▶ [Assignment] I would like each line of the data that holds the word "JSON" copied out.

(Interface dataset entries)
============

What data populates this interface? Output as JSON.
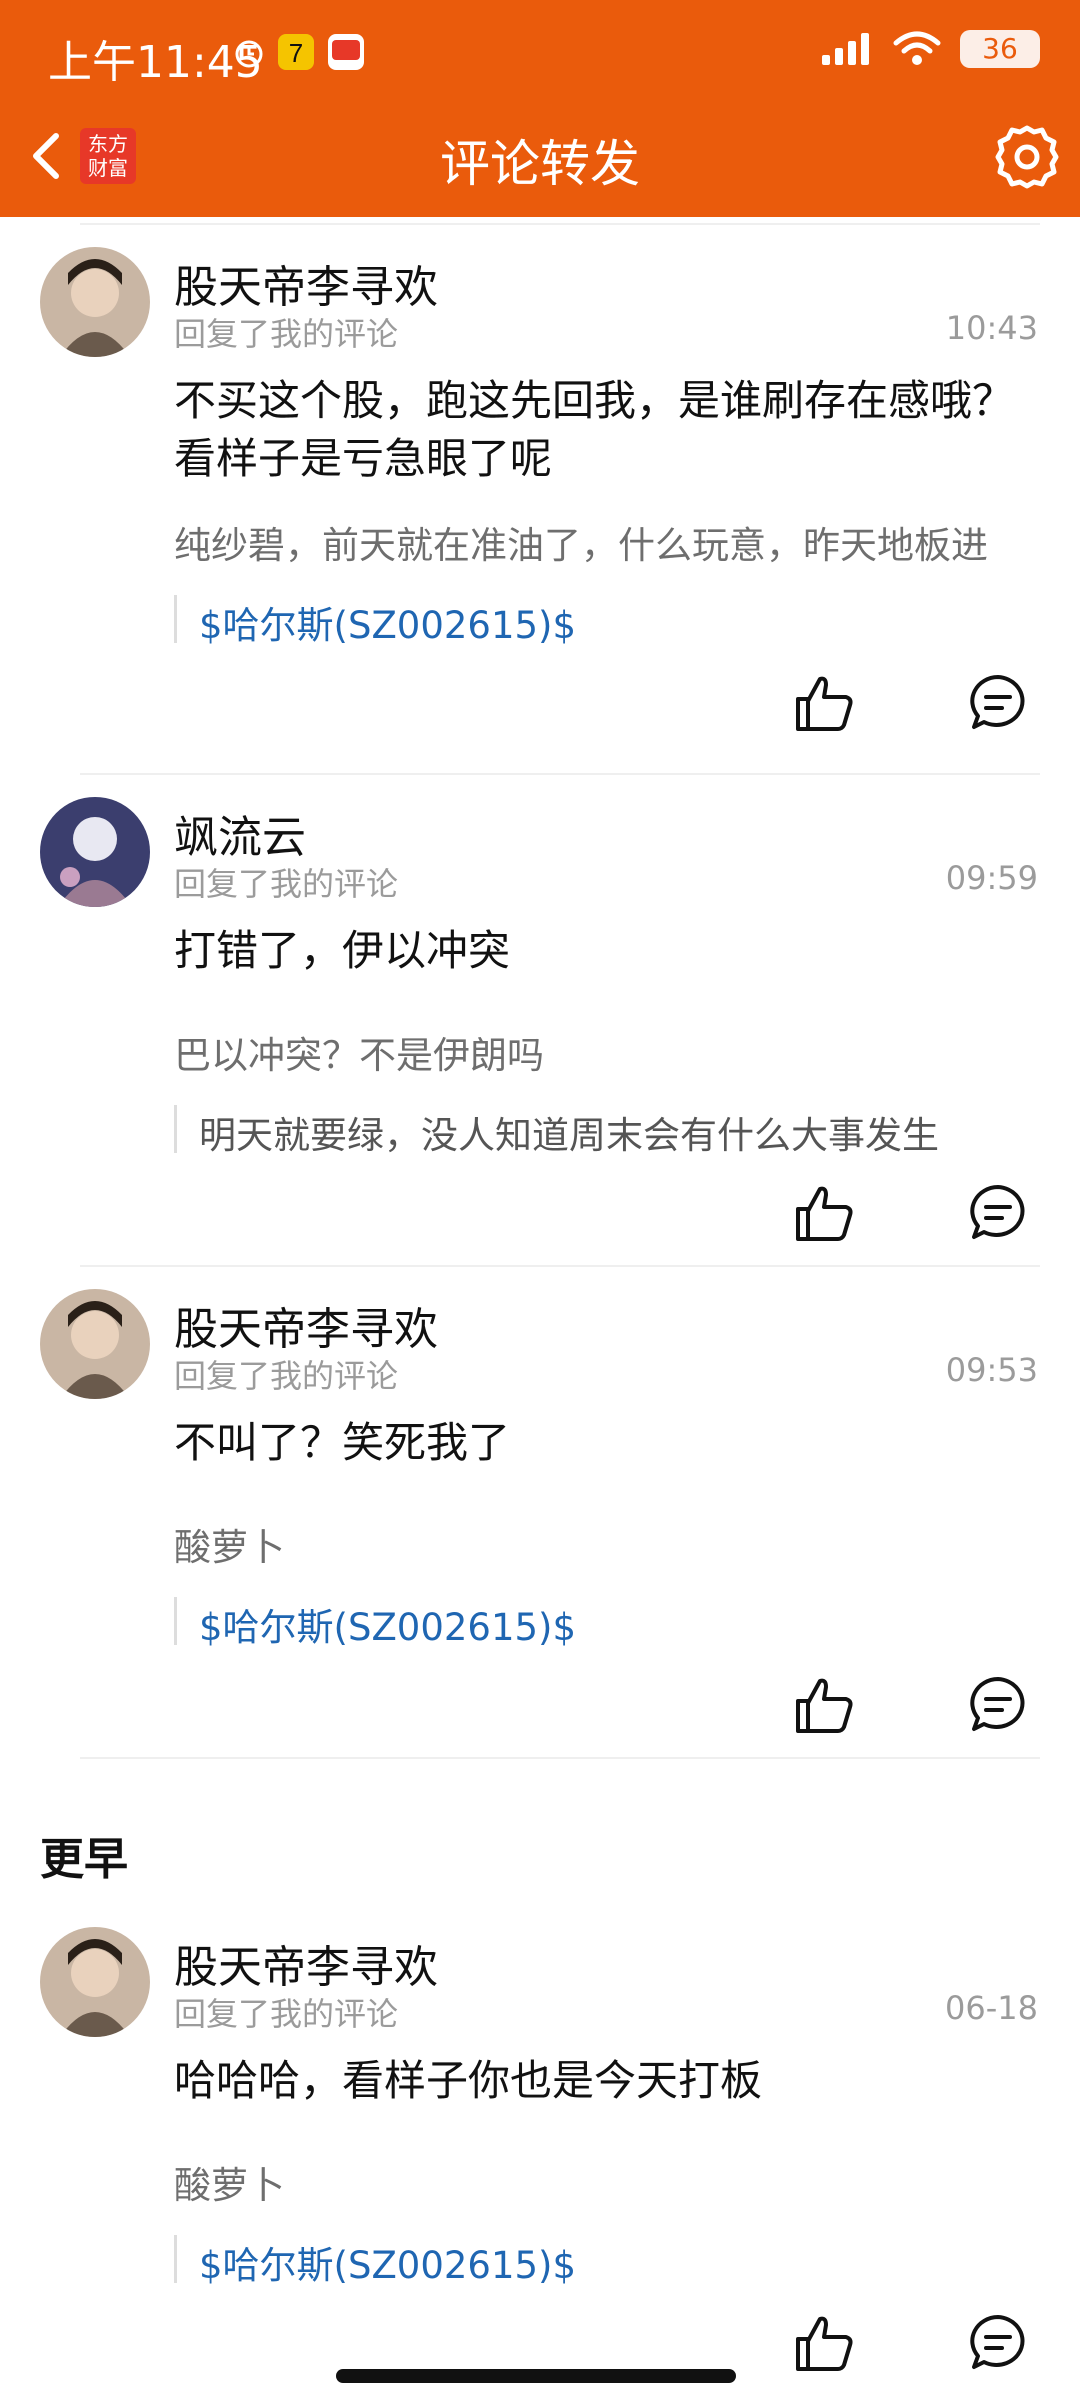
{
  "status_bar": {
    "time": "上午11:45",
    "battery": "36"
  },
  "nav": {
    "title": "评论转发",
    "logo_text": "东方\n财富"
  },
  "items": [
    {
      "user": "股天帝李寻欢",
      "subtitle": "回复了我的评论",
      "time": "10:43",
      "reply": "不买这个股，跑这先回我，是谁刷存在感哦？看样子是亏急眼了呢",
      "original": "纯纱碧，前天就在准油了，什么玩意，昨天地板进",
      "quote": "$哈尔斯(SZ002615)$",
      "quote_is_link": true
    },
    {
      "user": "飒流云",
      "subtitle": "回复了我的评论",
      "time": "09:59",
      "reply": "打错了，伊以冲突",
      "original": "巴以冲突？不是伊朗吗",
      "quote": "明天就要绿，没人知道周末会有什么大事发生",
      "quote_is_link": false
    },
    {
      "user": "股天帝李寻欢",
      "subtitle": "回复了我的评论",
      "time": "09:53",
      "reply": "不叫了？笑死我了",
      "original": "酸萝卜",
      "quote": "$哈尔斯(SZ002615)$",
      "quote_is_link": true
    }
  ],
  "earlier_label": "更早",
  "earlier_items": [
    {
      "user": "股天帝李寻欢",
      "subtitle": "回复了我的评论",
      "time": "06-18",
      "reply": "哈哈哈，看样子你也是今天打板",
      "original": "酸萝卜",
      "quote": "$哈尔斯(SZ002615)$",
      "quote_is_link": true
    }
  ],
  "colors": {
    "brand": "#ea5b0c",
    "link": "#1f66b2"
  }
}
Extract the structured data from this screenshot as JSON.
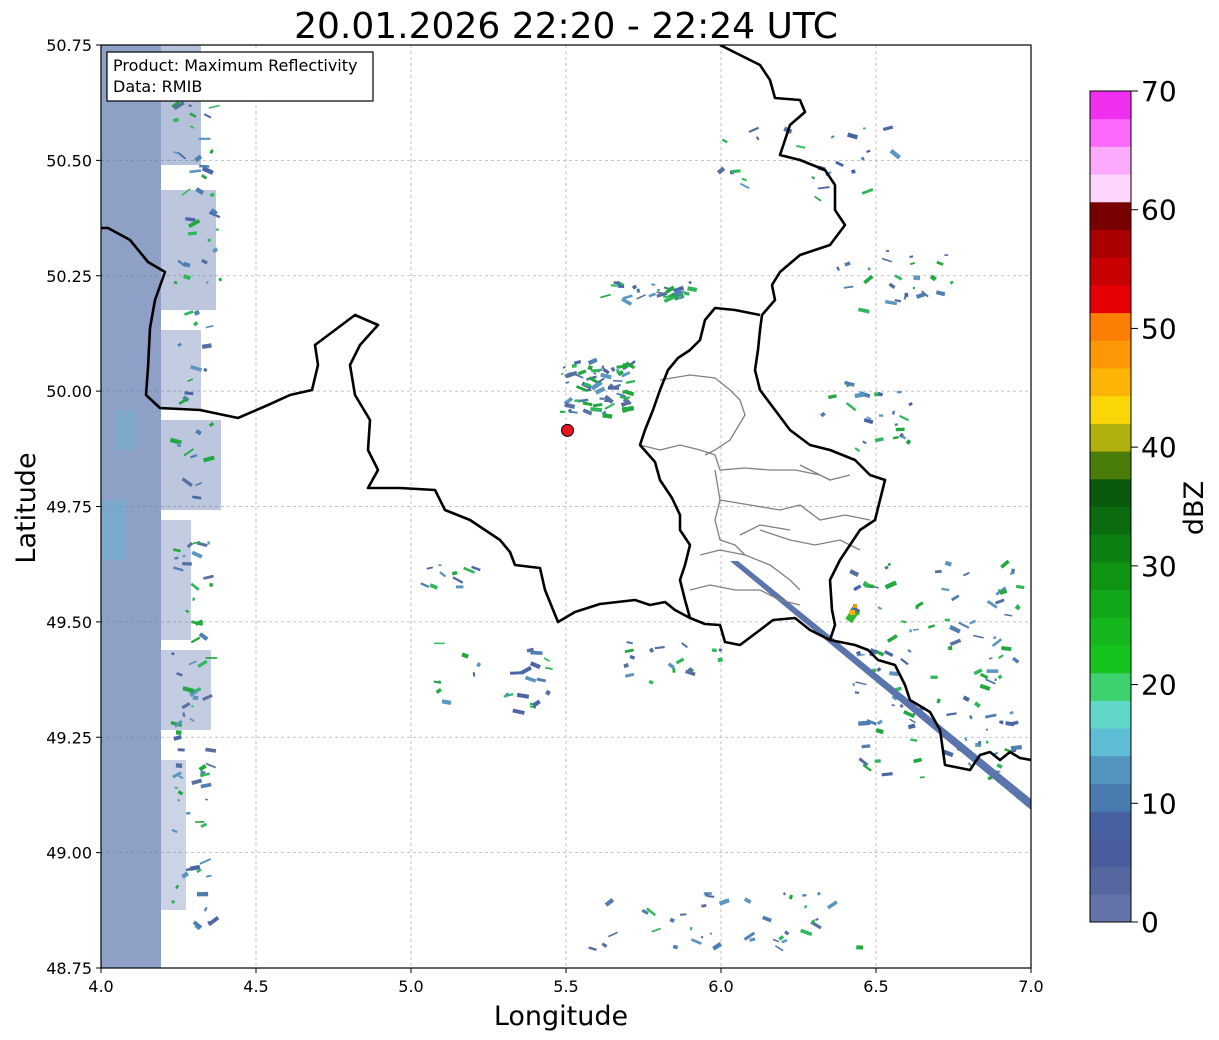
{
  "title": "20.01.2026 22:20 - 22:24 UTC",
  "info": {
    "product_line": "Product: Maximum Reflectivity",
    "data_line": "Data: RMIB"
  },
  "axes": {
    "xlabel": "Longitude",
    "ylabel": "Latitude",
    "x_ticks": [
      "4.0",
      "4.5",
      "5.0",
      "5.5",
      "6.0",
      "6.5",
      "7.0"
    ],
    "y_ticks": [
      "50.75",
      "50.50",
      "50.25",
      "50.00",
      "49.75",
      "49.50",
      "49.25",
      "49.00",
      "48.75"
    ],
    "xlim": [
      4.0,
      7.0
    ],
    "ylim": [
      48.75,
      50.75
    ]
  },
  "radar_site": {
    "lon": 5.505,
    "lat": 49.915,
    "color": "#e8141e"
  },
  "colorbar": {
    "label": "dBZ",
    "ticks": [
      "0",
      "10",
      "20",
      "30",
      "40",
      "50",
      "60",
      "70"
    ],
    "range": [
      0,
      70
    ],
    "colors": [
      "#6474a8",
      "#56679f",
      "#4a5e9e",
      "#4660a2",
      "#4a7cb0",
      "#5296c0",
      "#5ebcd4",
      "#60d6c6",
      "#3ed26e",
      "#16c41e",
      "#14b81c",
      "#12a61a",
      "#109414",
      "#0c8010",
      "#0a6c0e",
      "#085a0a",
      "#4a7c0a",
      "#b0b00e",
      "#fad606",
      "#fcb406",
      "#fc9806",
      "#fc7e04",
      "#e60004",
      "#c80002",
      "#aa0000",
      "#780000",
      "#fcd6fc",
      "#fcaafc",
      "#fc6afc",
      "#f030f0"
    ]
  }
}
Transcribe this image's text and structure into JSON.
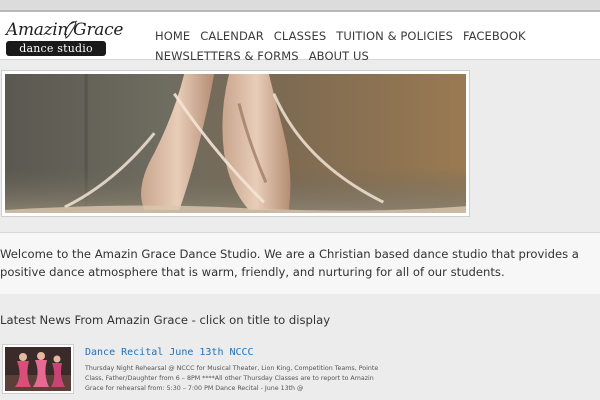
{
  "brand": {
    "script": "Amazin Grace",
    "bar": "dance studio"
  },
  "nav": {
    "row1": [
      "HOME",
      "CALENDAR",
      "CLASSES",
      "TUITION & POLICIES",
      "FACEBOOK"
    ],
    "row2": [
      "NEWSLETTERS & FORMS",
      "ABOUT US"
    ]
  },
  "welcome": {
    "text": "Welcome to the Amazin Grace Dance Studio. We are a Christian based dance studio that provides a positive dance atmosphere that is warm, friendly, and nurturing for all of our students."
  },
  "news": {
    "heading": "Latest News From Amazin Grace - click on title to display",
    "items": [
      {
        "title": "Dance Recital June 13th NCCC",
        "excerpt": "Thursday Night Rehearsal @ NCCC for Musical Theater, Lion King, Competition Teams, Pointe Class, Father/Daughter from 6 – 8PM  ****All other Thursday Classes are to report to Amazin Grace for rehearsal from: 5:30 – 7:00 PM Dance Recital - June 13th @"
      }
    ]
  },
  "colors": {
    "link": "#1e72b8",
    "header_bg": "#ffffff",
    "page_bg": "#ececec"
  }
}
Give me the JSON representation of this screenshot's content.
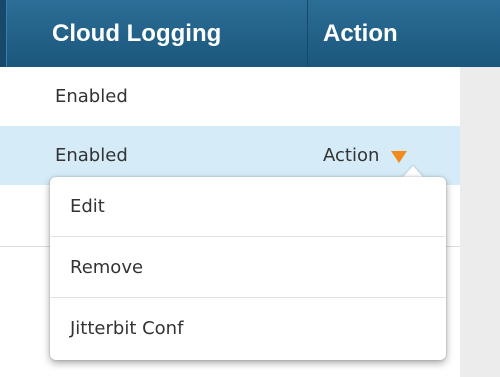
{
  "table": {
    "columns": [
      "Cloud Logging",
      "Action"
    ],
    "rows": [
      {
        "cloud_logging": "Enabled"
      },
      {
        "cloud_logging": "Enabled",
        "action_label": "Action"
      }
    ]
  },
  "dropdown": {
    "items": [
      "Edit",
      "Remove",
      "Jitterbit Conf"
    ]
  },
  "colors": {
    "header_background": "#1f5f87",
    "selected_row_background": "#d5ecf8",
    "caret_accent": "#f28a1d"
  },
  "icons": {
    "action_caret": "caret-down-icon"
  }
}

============

▶ [Solution for this problem]
What data populates this interface? Output as JSON.
Extract the structured data from this screenshot as JSON.
Transcribe this image's text and structure into JSON.
Give me the JSON representation of this screenshot's content.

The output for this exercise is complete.